_PROBLEM DESCRIPTION_. Show every line of the data that includes the word "Type".

══ MATERIAL PROVIDED

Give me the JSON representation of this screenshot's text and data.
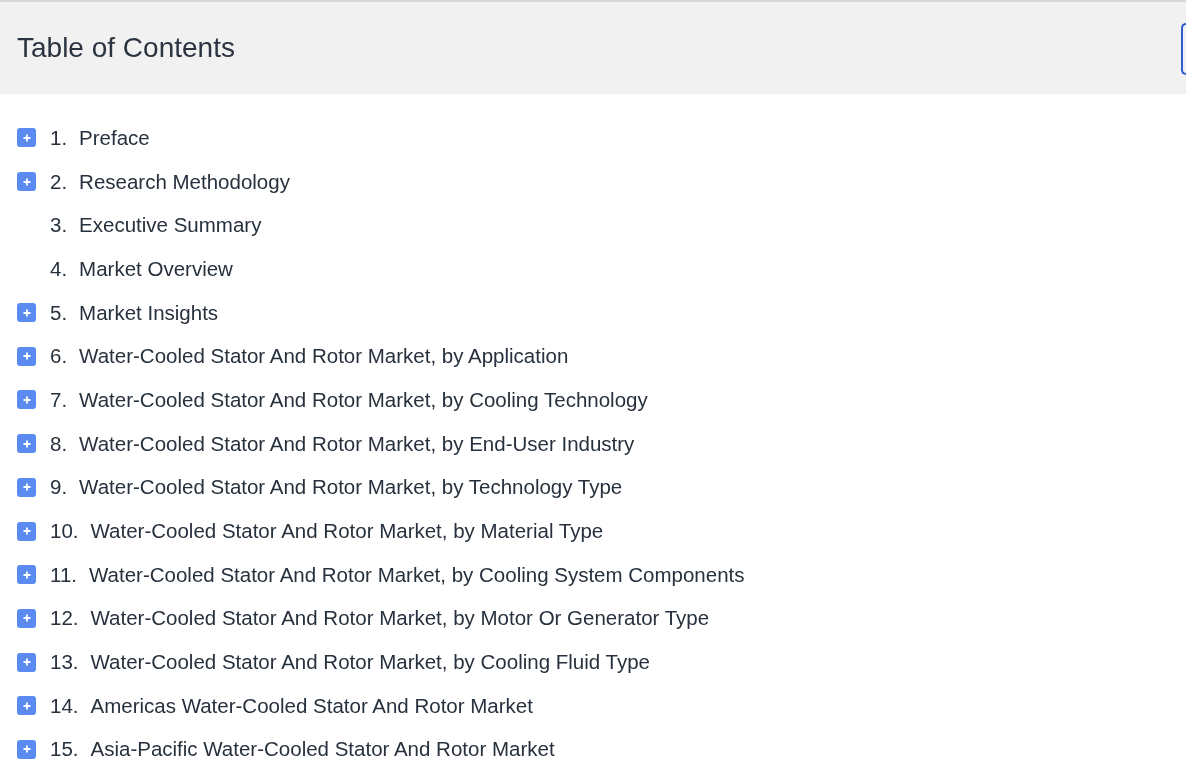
{
  "header": {
    "title": "Table of Contents"
  },
  "items": [
    {
      "number": "1.",
      "label": "Preface",
      "expandable": true
    },
    {
      "number": "2.",
      "label": "Research Methodology",
      "expandable": true
    },
    {
      "number": "3.",
      "label": "Executive Summary",
      "expandable": false
    },
    {
      "number": "4.",
      "label": "Market Overview",
      "expandable": false
    },
    {
      "number": "5.",
      "label": "Market Insights",
      "expandable": true
    },
    {
      "number": "6.",
      "label": "Water-Cooled Stator And Rotor Market, by Application",
      "expandable": true
    },
    {
      "number": "7.",
      "label": "Water-Cooled Stator And Rotor Market, by Cooling Technology",
      "expandable": true
    },
    {
      "number": "8.",
      "label": "Water-Cooled Stator And Rotor Market, by End-User Industry",
      "expandable": true
    },
    {
      "number": "9.",
      "label": "Water-Cooled Stator And Rotor Market, by Technology Type",
      "expandable": true
    },
    {
      "number": "10.",
      "label": "Water-Cooled Stator And Rotor Market, by Material Type",
      "expandable": true
    },
    {
      "number": "11.",
      "label": "Water-Cooled Stator And Rotor Market, by Cooling System Components",
      "expandable": true
    },
    {
      "number": "12.",
      "label": "Water-Cooled Stator And Rotor Market, by Motor Or Generator Type",
      "expandable": true
    },
    {
      "number": "13.",
      "label": "Water-Cooled Stator And Rotor Market, by Cooling Fluid Type",
      "expandable": true
    },
    {
      "number": "14.",
      "label": "Americas Water-Cooled Stator And Rotor Market",
      "expandable": true
    },
    {
      "number": "15.",
      "label": "Asia-Pacific Water-Cooled Stator And Rotor Market",
      "expandable": true
    }
  ]
}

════

_SOLUTION BELOW_.
      "label": "Water-Cooled Stator And Rotor Market, by Technology Type",
      "label": "Water-Cooled Stator And Rotor Market, by Material Type",
      "label": "Water-Cooled Stator And Rotor Market, by Motor Or Generator Type",
      "label": "Water-Cooled Stator And Rotor Market, by Cooling Fluid Type",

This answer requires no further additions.